Question: (E-220)
published in Jim Bracher's Integrity Matters newspaper column on February 15, 2006

"You consistently tie profitability with integrity and trust. Why?"

You consistently tie profitability with integrity and trust. Why?

Relationships, built upon honoring commitments, are what sustain the long-term success of the enlightened free enterprise system. Enlightened free enterprise demands legitimate, not excessive, profits, simultaneously valuing community, the source of integrity and trust. When trust breaks down, faceless buyers and sellers demand detailed contracts and more costly inspections. When breaches of trust are deep, legislation is demanded. F ree markets must operate with integrity, a culture of compliance, or face increasing government oversight.

Whatever precipitates the need for recalling faulty automobiles or restating corporate financials, uncertainty precedes loss of trust. The Wall Street Journal reports (12-27-05) that "Medical-device maker Guidant Corporation announced Friday that its fourth quarter sales and profit will be well below Wall Street expectations as it continues to struggle to regain consumer confidence after months of warnings about rare malfunctions in its cardiac electrical devices." Guidant's corporate leadership illustrates failed integrity. Its leaders mislead customers, some of whom died and the company is paying a high price for its self-serving greed.

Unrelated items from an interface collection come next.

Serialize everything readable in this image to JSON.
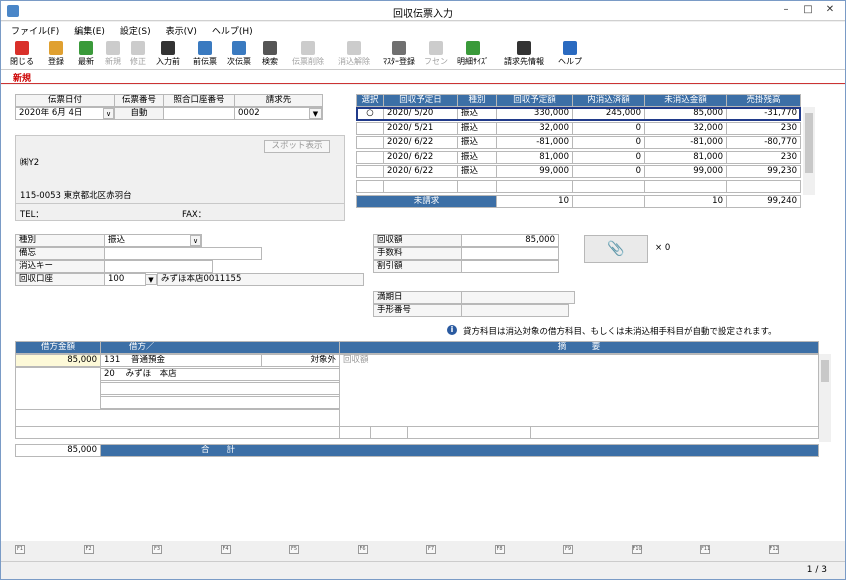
{
  "window": {
    "title": "回収伝票入力"
  },
  "menu": [
    "ファイル(F)",
    "編集(E)",
    "設定(S)",
    "表示(V)",
    "ヘルプ(H)"
  ],
  "toolbar": [
    {
      "label": "閉じる",
      "icon": "close-icon",
      "color": "#d9302a",
      "enabled": true
    },
    {
      "label": "登録",
      "icon": "register-icon",
      "color": "#e0a030",
      "enabled": true
    },
    {
      "label": "最新",
      "icon": "refresh-icon",
      "color": "#3a9a3a",
      "enabled": true
    },
    {
      "label": "新規",
      "icon": "new-icon",
      "color": "#cccccc",
      "enabled": false
    },
    {
      "label": "修正",
      "icon": "edit-icon",
      "color": "#cccccc",
      "enabled": false
    },
    {
      "label": "入力前",
      "icon": "undo-icon",
      "color": "#333333",
      "enabled": true
    },
    {
      "label": "前伝票",
      "icon": "prev-slip-icon",
      "color": "#3a7ac0",
      "enabled": true
    },
    {
      "label": "次伝票",
      "icon": "next-slip-icon",
      "color": "#3a7ac0",
      "enabled": true
    },
    {
      "label": "検索",
      "icon": "search-icon",
      "color": "#555555",
      "enabled": true
    },
    {
      "label": "伝票削除",
      "icon": "delete-icon",
      "color": "#cccccc",
      "enabled": false
    },
    {
      "label": "消込解除",
      "icon": "unreconcile-icon",
      "color": "#cccccc",
      "enabled": false
    },
    {
      "label": "ﾏｽﾀｰ登録",
      "icon": "master-icon",
      "color": "#707070",
      "enabled": true
    },
    {
      "label": "フセン",
      "icon": "sticky-icon",
      "color": "#cccccc",
      "enabled": false
    },
    {
      "label": "明細ｻｲｽﾞ",
      "icon": "detail-size-icon",
      "color": "#3a9a3a",
      "enabled": true
    },
    {
      "label": "請求先情報",
      "icon": "customer-info-icon",
      "color": "#333333",
      "enabled": true
    },
    {
      "label": "ヘルプ",
      "icon": "help-icon",
      "color": "#2a6ac0",
      "enabled": true
    }
  ],
  "tab": "新規",
  "header": {
    "col_date": "伝票日付",
    "col_no": "伝票番号",
    "col_account": "照合口座番号",
    "col_customer": "請求先",
    "date": "2020年 6月 4日",
    "no": "自動",
    "account": "",
    "customer": "0002"
  },
  "spot_button": "スポット表示",
  "customer_info": {
    "name": "㈱Y2",
    "address": "115-0053 東京都北区赤羽台",
    "tel_label": "TEL：",
    "fax_label": "FAX："
  },
  "grid": {
    "columns": [
      "選択",
      "回収予定日",
      "種別",
      "回収予定額",
      "内消込済額",
      "未消込金額",
      "売掛残高"
    ],
    "rows": [
      [
        "○",
        "2020/ 5/20",
        "振込",
        "330,000",
        "245,000",
        "85,000",
        "-31,770"
      ],
      [
        "",
        "2020/ 5/21",
        "振込",
        "32,000",
        "0",
        "32,000",
        "230"
      ],
      [
        "",
        "2020/ 6/22",
        "振込",
        "-81,000",
        "0",
        "-81,000",
        "-80,770"
      ],
      [
        "",
        "2020/ 6/22",
        "振込",
        "81,000",
        "0",
        "81,000",
        "230"
      ],
      [
        "",
        "2020/ 6/22",
        "振込",
        "99,000",
        "0",
        "99,000",
        "99,230"
      ]
    ],
    "footer": {
      "label": "未請求",
      "v1": "10",
      "v2": "10",
      "v3": "99,240"
    }
  },
  "form": {
    "type_label": "種別",
    "type_value": "振込",
    "memo_label": "備忘",
    "memo_value": "",
    "key_label": "消込キー",
    "key_value": "",
    "account_label": "回収口座",
    "account_code": "100",
    "account_name": "みずほ本店0011155"
  },
  "amounts": {
    "collect_label": "回収額",
    "collect_value": "85,000",
    "fee_label": "手数料",
    "fee_value": "",
    "discount_label": "割引額",
    "discount_value": ""
  },
  "maturity": {
    "date_label": "満期日",
    "date_value": "",
    "note_label": "手形番号",
    "note_value": ""
  },
  "attach": {
    "count": "× 0"
  },
  "info_message": "貸方科目は消込対象の借方科目、もしくは未消込相手科目が自動で設定されます。",
  "journal": {
    "col_amount": "借方金額",
    "col_debit": "借方／",
    "col_summary": "摘　　　要",
    "amount": "85,000",
    "code1": "131",
    "name1": "普通預金",
    "target": "対象外",
    "code2": "20",
    "name2": "みずほ　本店",
    "summary": "回収額",
    "total_amount": "85,000",
    "total_label": "合　　計"
  },
  "fkeys": [
    "F1",
    "F2",
    "F3",
    "F4",
    "F5",
    "F6",
    "F7",
    "F8",
    "F9",
    "F10",
    "F11",
    "F12"
  ],
  "status": {
    "page": "1 / 3"
  }
}
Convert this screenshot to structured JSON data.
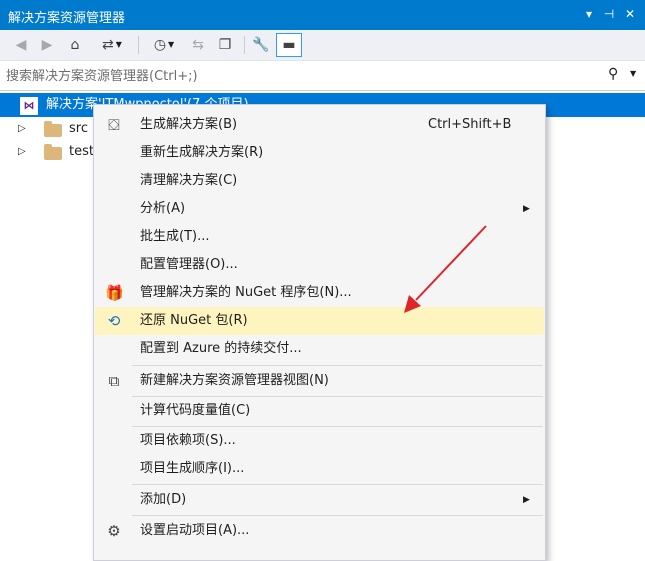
{
  "panel": {
    "title": "解决方案资源管理器",
    "pin_label": "▾ ⊣ ×"
  },
  "toolbar": {
    "back_icon": "back-arrow-icon",
    "forward_icon": "forward-arrow-icon",
    "home_icon": "home-icon",
    "sync_icon": "sync-with-document-icon",
    "history_icon": "pending-changes-icon",
    "refresh_icon": "refresh-icon",
    "collapse_icon": "collapse-all-icon",
    "properties_icon": "wrench-icon",
    "preview_icon": "preview-icon"
  },
  "search": {
    "placeholder": "搜索解决方案资源管理器(Ctrl+;)"
  },
  "tree": {
    "solution_label": "解决方案'JTMwpnoctol'(7 个项目)",
    "items": [
      {
        "label": "src"
      },
      {
        "label": "test"
      }
    ]
  },
  "context_menu": {
    "items": [
      {
        "label": "生成解决方案(B)",
        "shortcut": "Ctrl+Shift+B",
        "icon": "build-icon"
      },
      {
        "label": "重新生成解决方案(R)"
      },
      {
        "label": "清理解决方案(C)"
      },
      {
        "label": "分析(A)",
        "submenu": true
      },
      {
        "label": "批生成(T)..."
      },
      {
        "label": "配置管理器(O)..."
      },
      {
        "label": "管理解决方案的 NuGet 程序包(N)...",
        "icon": "nuget-package-icon"
      },
      {
        "label": "还原 NuGet 包(R)",
        "icon": "restore-icon",
        "highlighted": true
      },
      {
        "label": "配置到 Azure 的持续交付..."
      },
      {
        "label": "新建解决方案资源管理器视图(N)",
        "icon": "new-view-icon"
      },
      {
        "label": "计算代码度量值(C)"
      },
      {
        "label": "项目依赖项(S)..."
      },
      {
        "label": "项目生成顺序(I)..."
      },
      {
        "label": "添加(D)",
        "submenu": true
      },
      {
        "label": "设置启动项目(A)...",
        "icon": "gear-icon"
      }
    ],
    "submenu_glyph": "▶"
  },
  "colors": {
    "title_bg": "#007acc",
    "selection_bg": "#0078d7",
    "menu_bg": "#f5f5f5",
    "highlight_bg": "#fdf4bf",
    "annotation_arrow": "#e0242a"
  }
}
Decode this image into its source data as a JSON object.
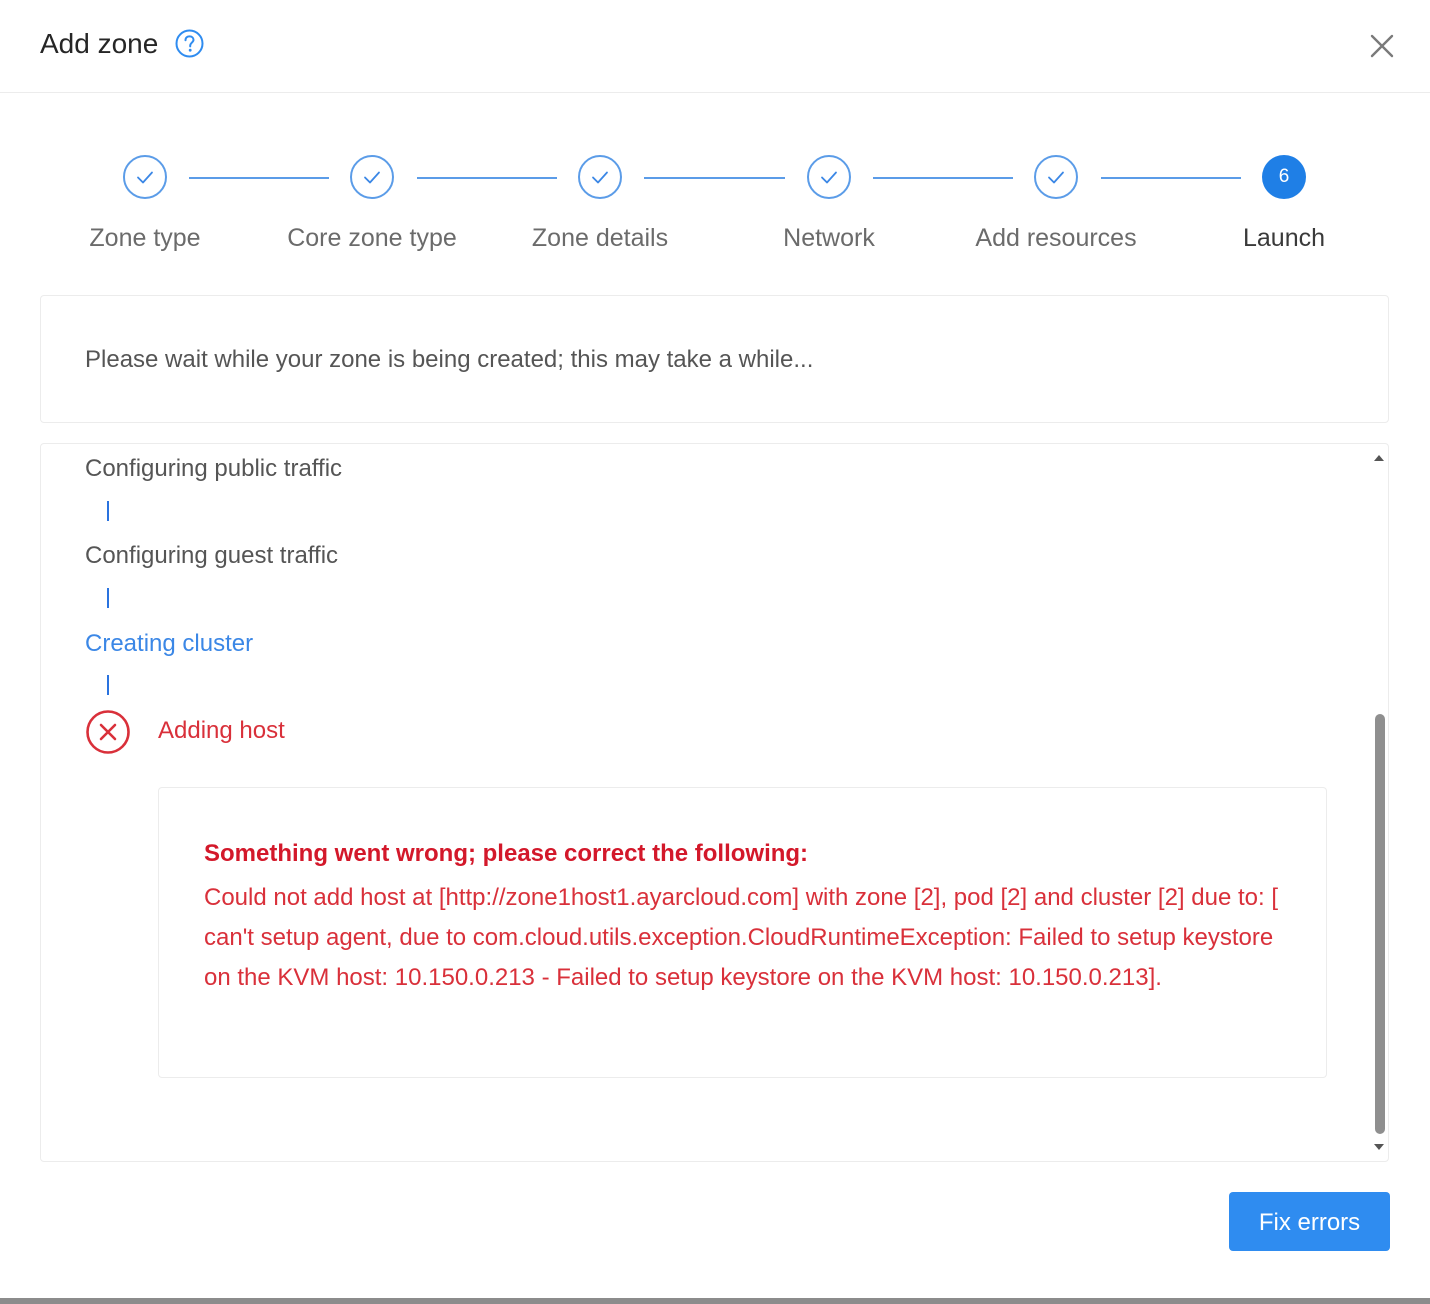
{
  "dialog": {
    "title": "Add zone",
    "help_icon": "question-circle-icon",
    "close_icon": "close-icon"
  },
  "steps": [
    {
      "label": "Zone type",
      "status": "done"
    },
    {
      "label": "Core zone type",
      "status": "done"
    },
    {
      "label": "Zone details",
      "status": "done"
    },
    {
      "label": "Network",
      "status": "done"
    },
    {
      "label": "Add resources",
      "status": "done"
    },
    {
      "label": "Launch",
      "status": "active",
      "number": "6"
    }
  ],
  "info": {
    "message": "Please wait while your zone is being created; this may take a while..."
  },
  "progress": {
    "items": [
      {
        "label": "Configuring public traffic",
        "status": "done"
      },
      {
        "label": "Configuring guest traffic",
        "status": "done"
      },
      {
        "label": "Creating cluster",
        "status": "current"
      },
      {
        "label": "Adding host",
        "status": "error"
      }
    ],
    "error": {
      "title": "Something went wrong; please correct the following:",
      "message": "Could not add host at [http://zone1host1.ayarcloud.com] with zone [2], pod [2] and cluster [2] due to: [ can't setup agent, due to com.cloud.utils.exception.CloudRuntimeException: Failed to setup keystore on the KVM host: 10.150.0.213 - Failed to setup keystore on the KVM host: 10.150.0.213]."
    }
  },
  "footer": {
    "fix_button": "Fix errors"
  },
  "colors": {
    "primary": "#1f7fe6",
    "error": "#d9303a",
    "step_done": "#5b9ce8"
  }
}
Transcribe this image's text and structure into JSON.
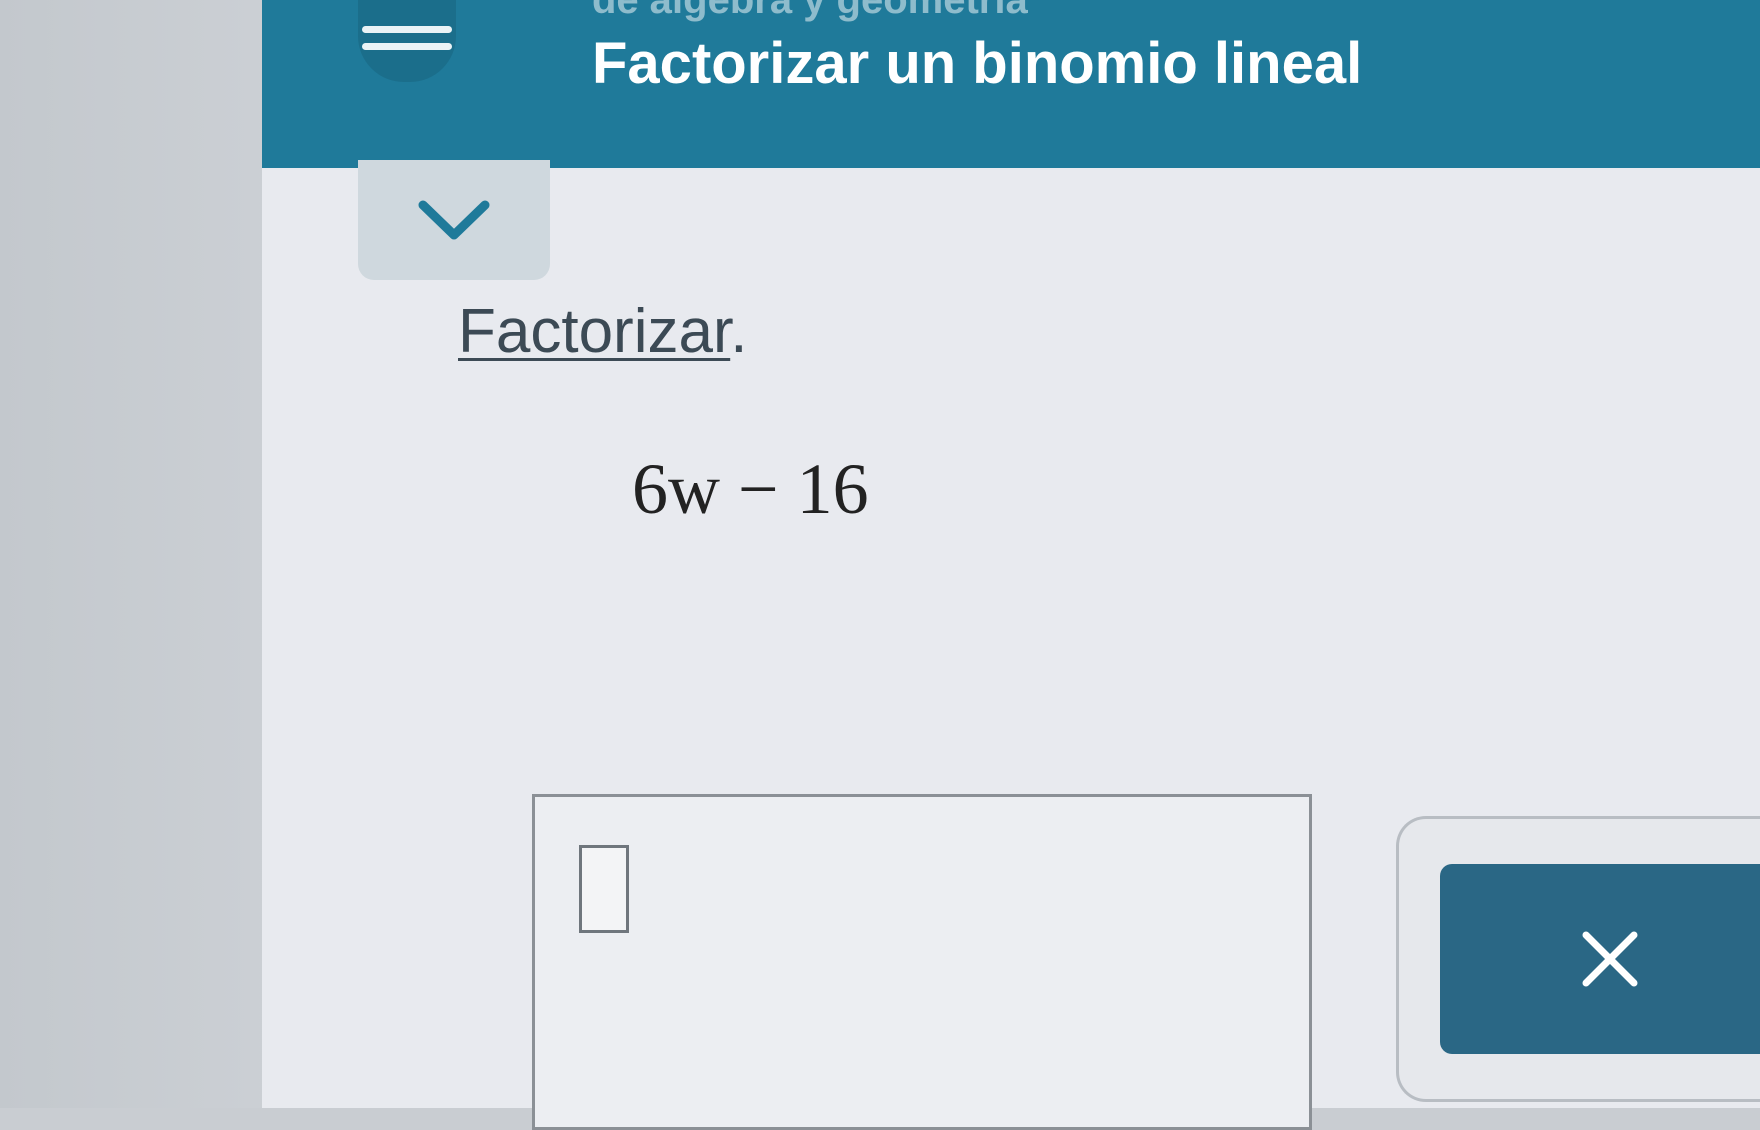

Thinking only about short-term profits is a mistake. The old maxim applies: "Cheat me once, shame on you. Cheat me twice, shame on me." Many consumers recognize when they are being violated. And, though not vengeful, those who have suffered marketplace mistreatment have long memories and will likely never give the same greedy individuals a chance to prey on them again.

A local businessman is frustrated by those who shop at his conveniently-located retail store to "test-drive" photography equipment, choosing to purchase elsewhere from lower-cost providers. These folks know the price of just about everything and the value of almost nothing. His contribution is not recognized. So, his enterprise is at risk. A society operating this coldly will self-destruct, bankrupting neighbors, while saving a few dollars on purchases.

Five attitudes need to be addressed to sustain enlightened free enterprise. Way before modern economic theories were created, wealthy landowners left food in the fields to insure even the poorest of the poor would survive. Before welfare, it neighbors cared for those at risk. In the hurry to grow margins, a very unhealthy mistrust has arisen between labor and management, rulers and the ruled. It must change.

First, legitimate profit is constructive. Second, workers deserve appropriate compensation. Third, suppliers must be able to earn appropriate returns. Four, families and villages are cornerstones of culture and are worth sustaining. Five, success in the enlightened free enterprise system is about how people treat one another: socially, politically and economically. Restoring trust demands, at least sometimes, sacrificing incredible for reasonable profits while maintaining genuine concern for all stakeholders, demonstrating customer loyalty and social sensitivity. Integrity and trust build long-term profitability.

<< Back